* WHAT TO PRODUCE
Every entry must be repeated exactly. Exclude all pictures.

* DATA EXCERPTS

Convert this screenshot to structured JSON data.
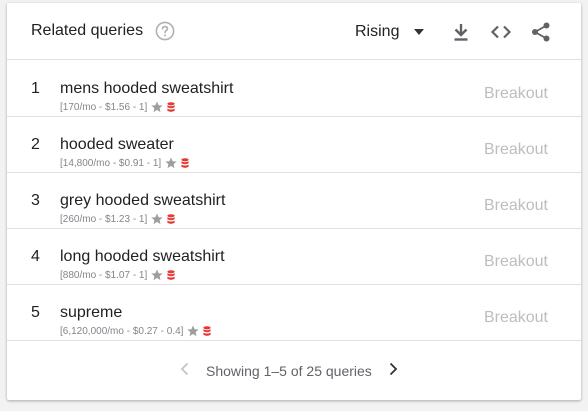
{
  "header": {
    "title": "Related queries",
    "help_icon": "help-circle-icon",
    "dropdown_value": "Rising",
    "tools": [
      "download-icon",
      "embed-code-icon",
      "share-icon"
    ]
  },
  "rows": [
    {
      "rank": "1",
      "query": "mens hooded sweatshirt",
      "meta": "[170/mo - $1.56 - 1]",
      "value": "Breakout"
    },
    {
      "rank": "2",
      "query": "hooded sweater",
      "meta": "[14,800/mo - $0.91 - 1]",
      "value": "Breakout"
    },
    {
      "rank": "3",
      "query": "grey hooded sweatshirt",
      "meta": "[260/mo - $1.23 - 1]",
      "value": "Breakout"
    },
    {
      "rank": "4",
      "query": "long hooded sweatshirt",
      "meta": "[880/mo - $1.07 - 1]",
      "value": "Breakout"
    },
    {
      "rank": "5",
      "query": "supreme",
      "meta": "[6,120,000/mo - $0.27 - 0.4]",
      "value": "Breakout"
    }
  ],
  "pagination": {
    "text": "Showing 1–5 of 25 queries"
  },
  "colors": {
    "star": "#9e9e9e",
    "database": "#e53935",
    "breakout": "#bdbdbd"
  }
}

* WRITTEN ANSWER
Convert this screenshot to structured JSON data.
{
  "header": {
    "title": "Related queries",
    "help_icon": "help-circle-icon",
    "dropdown_value": "Rising",
    "tools": [
      "download-icon",
      "embed-code-icon",
      "share-icon"
    ]
  },
  "rows": [
    {
      "rank": "1",
      "query": "mens hooded sweatshirt",
      "meta": "[170/mo - $1.56 - 1]",
      "value": "Breakout"
    },
    {
      "rank": "2",
      "query": "hooded sweater",
      "meta": "[14,800/mo - $0.91 - 1]",
      "value": "Breakout"
    },
    {
      "rank": "3",
      "query": "grey hooded sweatshirt",
      "meta": "[260/mo - $1.23 - 1]",
      "value": "Breakout"
    },
    {
      "rank": "4",
      "query": "long hooded sweatshirt",
      "meta": "[880/mo - $1.07 - 1]",
      "value": "Breakout"
    },
    {
      "rank": "5",
      "query": "supreme",
      "meta": "[6,120,000/mo - $0.27 - 0.4]",
      "value": "Breakout"
    }
  ],
  "pagination": {
    "text": "Showing 1–5 of 25 queries"
  },
  "colors": {
    "star": "#9e9e9e",
    "database": "#e53935",
    "breakout": "#bdbdbd"
  }
}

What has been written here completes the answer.